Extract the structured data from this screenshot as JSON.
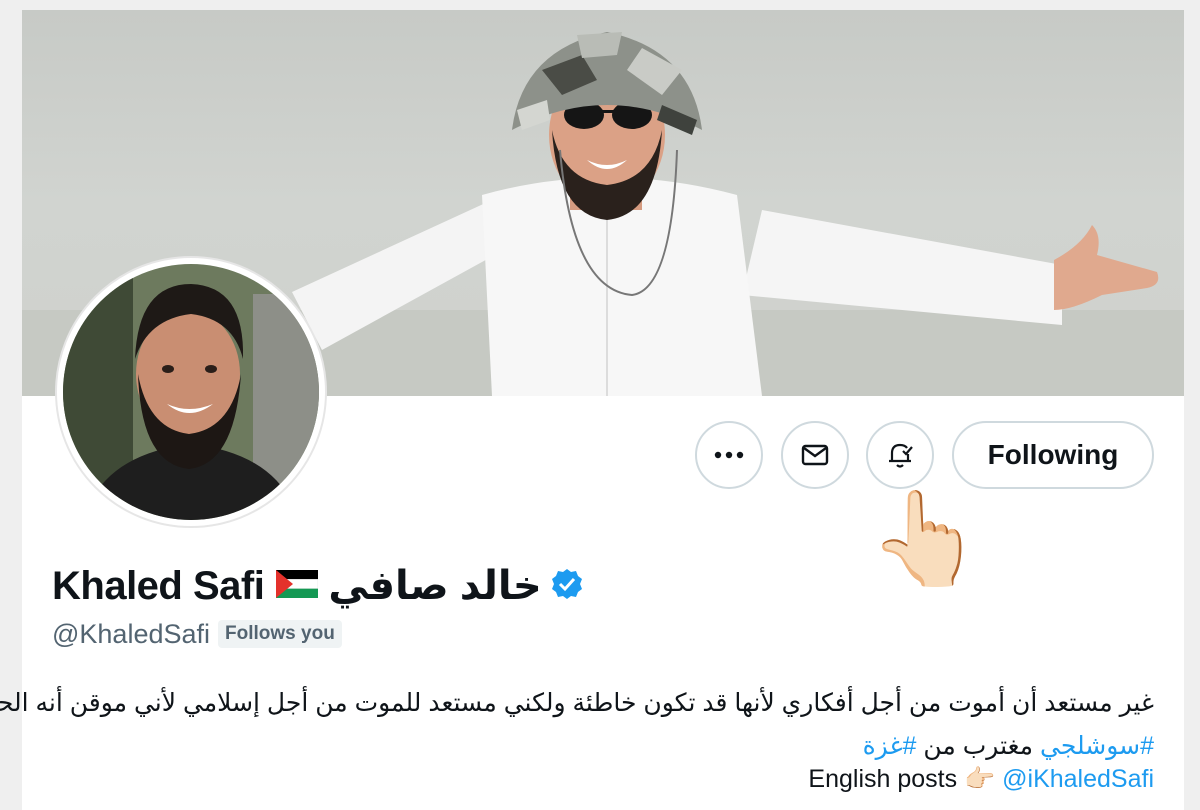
{
  "profile": {
    "name": "Khaled Safi",
    "arabic_name": "خالد صافي",
    "handle": "@KhaledSafi",
    "follows_badge": "Follows you",
    "verified": true,
    "flag_icon": "palestine-flag-icon"
  },
  "actions": {
    "more_icon": "more-icon",
    "message_icon": "mail-icon",
    "notify_icon": "bell-check-icon",
    "follow_label": "Following"
  },
  "pointer_emoji": "👆🏻",
  "bio": {
    "line1": "غير مستعد أن أموت من أجل أفكاري لأنها قد تكون خاطئة ولكني مستعد للموت من أجل إسلامي لأني موقن أنه الحق :",
    "line2_hashtag1": "#سوشلجي",
    "line2_text": " مغترب من ",
    "line2_hashtag2": "#غزة",
    "line3_text": "English posts ",
    "line3_emoji": "👉🏻",
    "line3_link": "@iKhaledSafi"
  },
  "colors": {
    "link": "#1d9bf0",
    "verified": "#1d9bf0",
    "border": "#cfd9de",
    "secondary_text": "#536471"
  }
}
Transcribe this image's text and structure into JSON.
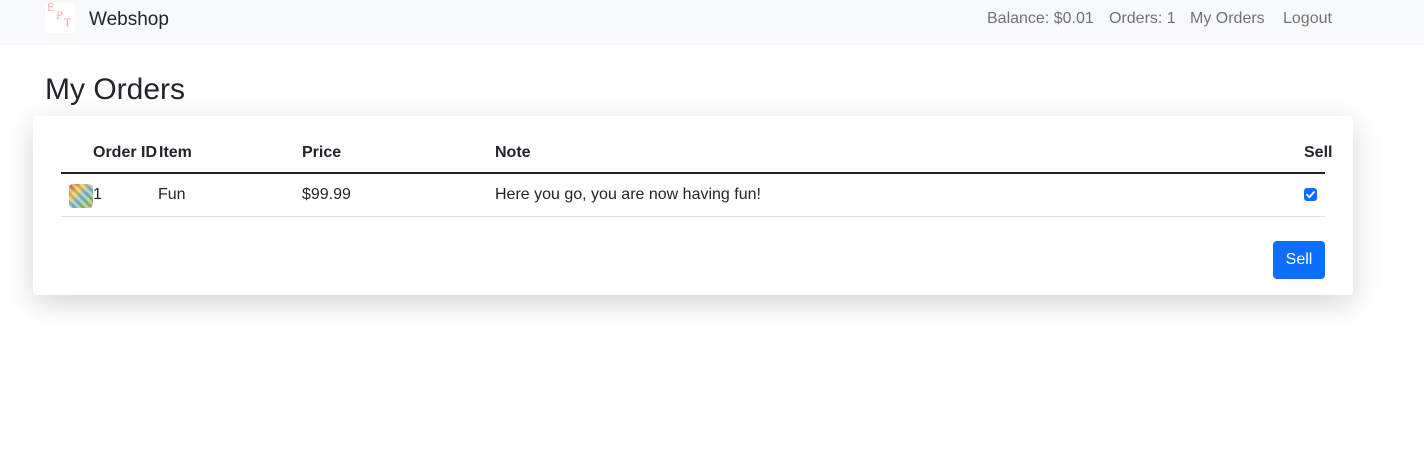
{
  "app": {
    "logo_text": "EPT",
    "brand": "Webshop"
  },
  "nav": {
    "balance": "Balance: $0.01",
    "orders_count": "Orders: 1",
    "my_orders": "My Orders",
    "logout": "Logout"
  },
  "page": {
    "title": "My Orders"
  },
  "table": {
    "columns": [
      "Order ID",
      "Item",
      "Price",
      "Note",
      "Sell"
    ],
    "rows": [
      {
        "order_id": "1",
        "item": "Fun",
        "price": "$99.99",
        "note": "Here you go, you are now having fun!",
        "sell_checked": true
      }
    ]
  },
  "actions": {
    "sell_button": "Sell"
  },
  "colors": {
    "primary": "#0d6efd",
    "navbar_bg": "#f8f9fa",
    "text": "#212529"
  }
}
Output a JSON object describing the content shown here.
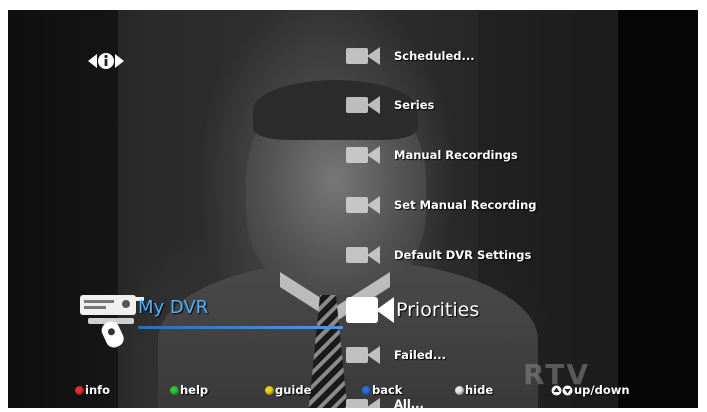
{
  "screen": {
    "section_title": "My DVR",
    "accent_color": "#4fb3ff",
    "watermark": "RTV"
  },
  "menu": {
    "items": [
      {
        "label": "Scheduled...",
        "icon": "video-camera-icon"
      },
      {
        "label": "Series",
        "icon": "video-camera-icon"
      },
      {
        "label": "Manual Recordings",
        "icon": "video-camera-icon"
      },
      {
        "label": "Set Manual Recording",
        "icon": "video-camera-icon"
      },
      {
        "label": "Default DVR Settings",
        "icon": "video-camera-icon"
      },
      {
        "label": "Priorities",
        "icon": "video-camera-icon",
        "selected": true
      },
      {
        "label": "Failed...",
        "icon": "video-camera-icon"
      },
      {
        "label": "All...",
        "icon": "video-camera-icon"
      }
    ]
  },
  "footer": {
    "hints": [
      {
        "label": "info",
        "color": "#e03030"
      },
      {
        "label": "help",
        "color": "#2fc43a"
      },
      {
        "label": "guide",
        "color": "#e8d21a"
      },
      {
        "label": "back",
        "color": "#2f6fe0"
      },
      {
        "label": "hide",
        "color": "#e8e8e8"
      },
      {
        "label": "up/down",
        "color": "#ffffff"
      }
    ]
  }
}
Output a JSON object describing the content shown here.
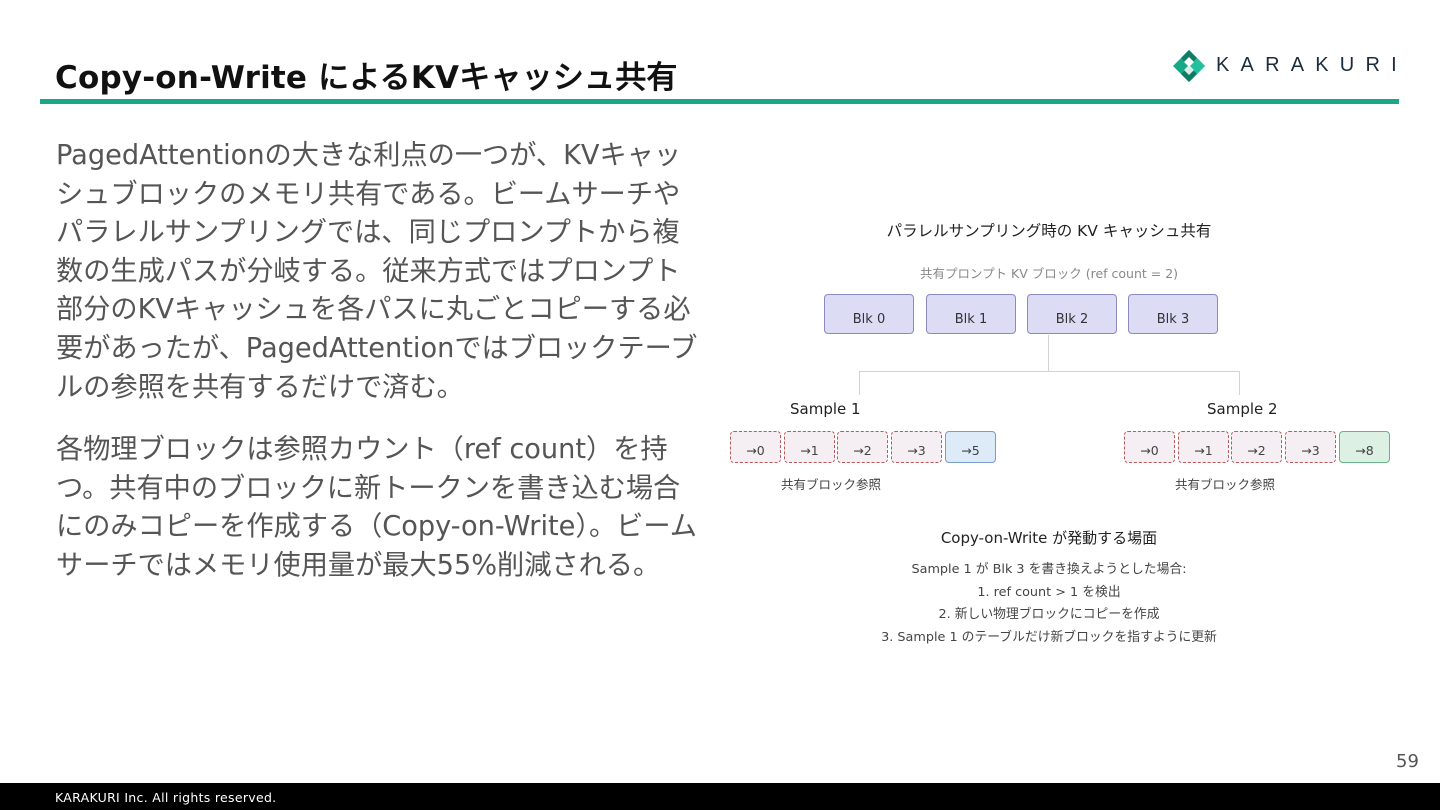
{
  "slide": {
    "title": "Copy-on-Write によるKVキャッシュ共有",
    "page_number": "59",
    "footer": "KARAKURI Inc.   All rights reserved."
  },
  "logo": {
    "text": "KARAKURI"
  },
  "body": {
    "paragraphs": [
      "PagedAttentionの大きな利点の一つが、KVキャッシュブロックのメモリ共有である。ビームサーチやパラレルサンプリングでは、同じプロンプトから複数の生成パスが分岐する。従来方式ではプロンプト部分のKVキャッシュを各パスに丸ごとコピーする必要があったが、PagedAttentionではブロックテーブルの参照を共有するだけで済む。",
      "各物理ブロックは参照カウント（ref count）を持つ。共有中のブロックに新トークンを書き込む場合にのみコピーを作成する（Copy-on-Write）。ビームサーチではメモリ使用量が最大55%削減される。"
    ]
  },
  "diagram": {
    "title": "パラレルサンプリング時の KV キャッシュ共有",
    "subtitle": "共有プロンプト KV ブロック (ref count = 2)",
    "blocks": [
      "Blk 0",
      "Blk 1",
      "Blk 2",
      "Blk 3"
    ],
    "samples": [
      {
        "label": "Sample 1",
        "cells": [
          "→0",
          "→1",
          "→2",
          "→3",
          "→5"
        ],
        "note": "共有ブロック参照"
      },
      {
        "label": "Sample 2",
        "cells": [
          "→0",
          "→1",
          "→2",
          "→3",
          "→8"
        ],
        "note": "共有ブロック参照"
      }
    ],
    "cow": {
      "title": "Copy-on-Write が発動する場面",
      "lines": [
        "Sample 1 が Blk 3 を書き換えようとした場合:",
        "1. ref count > 1 を検出",
        "2. 新しい物理ブロックにコピーを作成",
        "3. Sample 1 のテーブルだけ新ブロックを指すように更新"
      ]
    }
  },
  "colors": {
    "accent": "#18a888",
    "shared_block_fill": "#dcdcf5",
    "shared_ref_border": "#b85a5a",
    "sample1_new_block": "#ddeaf7",
    "sample2_new_block": "#dcf0e3"
  }
}
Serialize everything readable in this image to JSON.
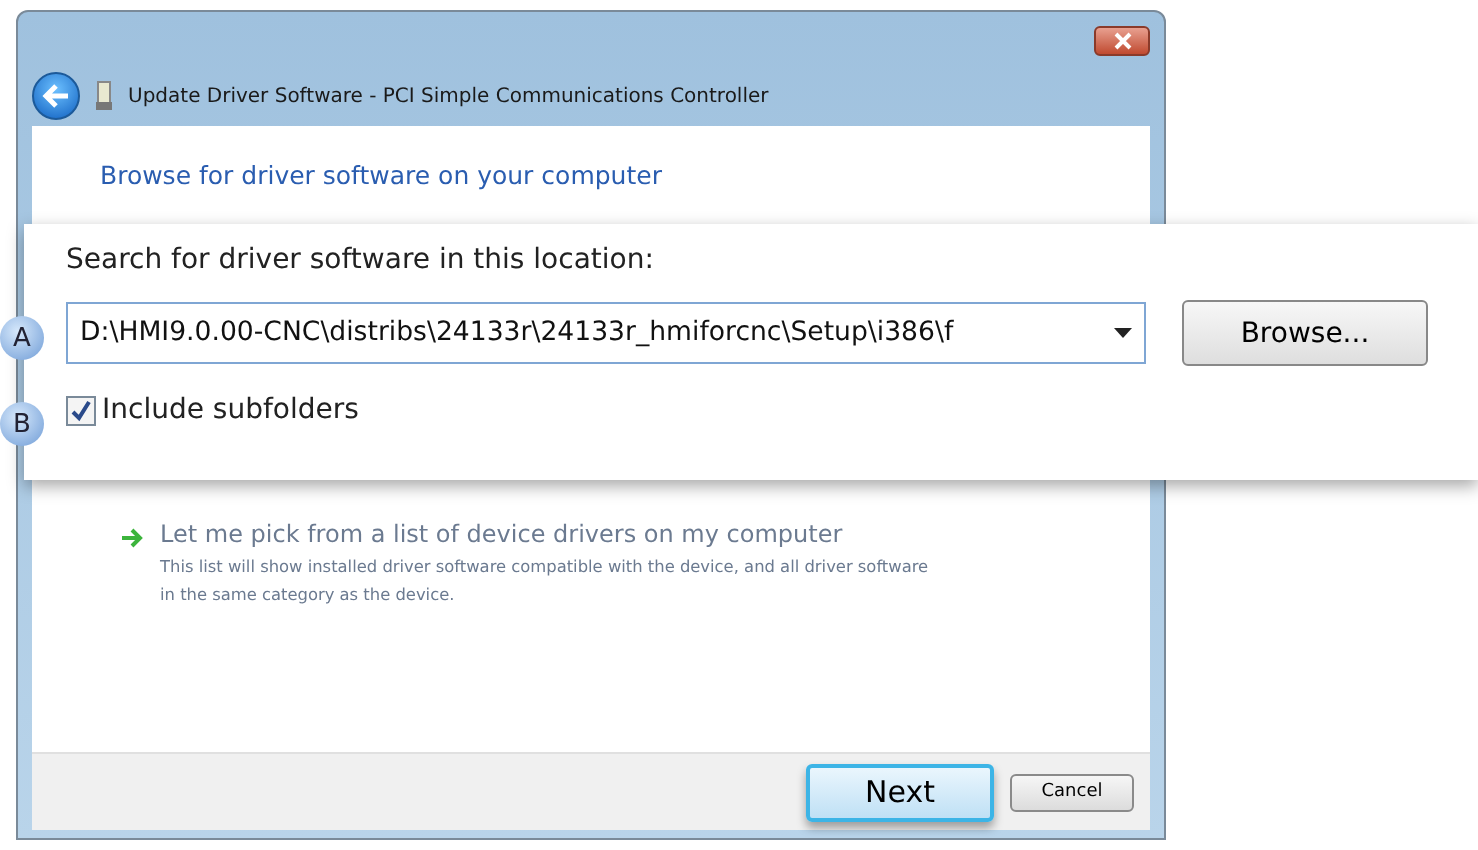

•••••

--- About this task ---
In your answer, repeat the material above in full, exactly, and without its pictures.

--- Result for this task ---
Extract the structured data from this screenshot as JSON.
{
  "profile": {
    "name": "Khaled Safi",
    "arabic_name": "خالد صافي",
    "handle": "@KhaledSafi",
    "follows_badge": "Follows you",
    "verified": true,
    "flag_icon": "palestine-flag-icon"
  },
  "actions": {
    "more_icon": "more-icon",
    "message_icon": "mail-icon",
    "notify_icon": "bell-check-icon",
    "follow_label": "Following"
  },
  "pointer_emoji": "👆🏻",
  "bio": {
    "line1": "غير مستعد أن أموت من أجل أفكاري لأنها قد تكون خاطئة ولكني مستعد للموت من أجل إسلامي لأني موقن أنه الحق :",
    "line2_hashtag1": "#سوشلجي",
    "line2_text": " مغترب من ",
    "line2_hashtag2": "#غزة",
    "line3_text": "English posts ",
    "line3_emoji": "👉🏻",
    "line3_link": "@iKhaledSafi"
  },
  "colors": {
    "link": "#1d9bf0",
    "verified": "#1d9bf0",
    "border": "#cfd9de",
    "secondary_text": "#536471"
  }
}
Transcribe this image's text and structure into JSON.
{
  "app": {
    "logo_text": "EPT",
    "brand": "Webshop"
  },
  "nav": {
    "balance": "Balance: $0.01",
    "orders_count": "Orders: 1",
    "my_orders": "My Orders",
    "logout": "Logout"
  },
  "page": {
    "title": "My Orders"
  },
  "table": {
    "columns": [
      "Order ID",
      "Item",
      "Price",
      "Note",
      "Sell"
    ],
    "rows": [
      {
        "order_id": "1",
        "item": "Fun",
        "price": "$99.99",
        "note": "Here you go, you are now having fun!",
        "sell_checked": true
      }
    ]
  },
  "actions": {
    "sell_button": "Sell"
  },
  "colors": {
    "primary": "#0d6efd",
    "navbar_bg": "#f8f9fa",
    "text": "#212529"
  }
}
Output a JSON object describing the content shown here.
{
  "screen": {
    "section_title": "My DVR",
    "accent_color": "#4fb3ff",
    "watermark": "RTV"
  },
  "menu": {
    "items": [
      {
        "label": "Scheduled...",
        "icon": "video-camera-icon"
      },
      {
        "label": "Series",
        "icon": "video-camera-icon"
      },
      {
        "label": "Manual Recordings",
        "icon": "video-camera-icon"
      },
      {
        "label": "Set Manual Recording",
        "icon": "video-camera-icon"
      },
      {
        "label": "Default DVR Settings",
        "icon": "video-camera-icon"
      },
      {
        "label": "Priorities",
        "icon": "video-camera-icon",
        "selected": true
      },
      {
        "label": "Failed...",
        "icon": "video-camera-icon"
      },
      {
        "label": "All...",
        "icon": "video-camera-icon"
      }
    ]
  },
  "footer": {
    "hints": [
      {
        "label": "info",
        "color": "#e03030"
      },
      {
        "label": "help",
        "color": "#2fc43a"
      },
      {
        "label": "guide",
        "color": "#e8d21a"
      },
      {
        "label": "back",
        "color": "#2f6fe0"
      },
      {
        "label": "hide",
        "color": "#e8e8e8"
      },
      {
        "label": "up/down",
        "color": "#ffffff"
      }
    ]
  }
}
Output a JSON object describing the content shown here.
{
  "slide": {
    "title": "Copy-on-Write によるKVキャッシュ共有",
    "page_number": "59",
    "footer": "KARAKURI Inc.   All rights reserved."
  },
  "logo": {
    "text": "KARAKURI"
  },
  "body": {
    "paragraphs": [
      "PagedAttentionの大きな利点の一つが、KVキャッシュブロックのメモリ共有である。ビームサーチやパラレルサンプリングでは、同じプロンプトから複数の生成パスが分岐する。従来方式ではプロンプト部分のKVキャッシュを各パスに丸ごとコピーする必要があったが、PagedAttentionではブロックテーブルの参照を共有するだけで済む。",
      "各物理ブロックは参照カウント（ref count）を持つ。共有中のブロックに新トークンを書き込む場合にのみコピーを作成する（Copy-on-Write）。ビームサーチではメモリ使用量が最大55%削減される。"
    ]
  },
  "diagram": {
    "title": "パラレルサンプリング時の KV キャッシュ共有",
    "subtitle": "共有プロンプト KV ブロック (ref count = 2)",
    "blocks": [
      "Blk 0",
      "Blk 1",
      "Blk 2",
      "Blk 3"
    ],
    "samples": [
      {
        "label": "Sample 1",
        "cells": [
          "→0",
          "→1",
          "→2",
          "→3",
          "→5"
        ],
        "note": "共有ブロック参照"
      },
      {
        "label": "Sample 2",
        "cells": [
          "→0",
          "→1",
          "→2",
          "→3",
          "→8"
        ],
        "note": "共有ブロック参照"
      }
    ],
    "cow": {
      "title": "Copy-on-Write が発動する場面",
      "lines": [
        "Sample 1 が Blk 3 を書き換えようとした場合:",
        "1. ref count > 1 を検出",
        "2. 新しい物理ブロックにコピーを作成",
        "3. Sample 1 のテーブルだけ新ブロックを指すように更新"
      ]
    }
  },
  "colors": {
    "accent": "#18a888",
    "shared_block_fill": "#dcdcf5",
    "shared_ref_border": "#b85a5a",
    "sample1_new_block": "#ddeaf7",
    "sample2_new_block": "#dcf0e3"
  }
}
Serialize everything readable in this image to JSON.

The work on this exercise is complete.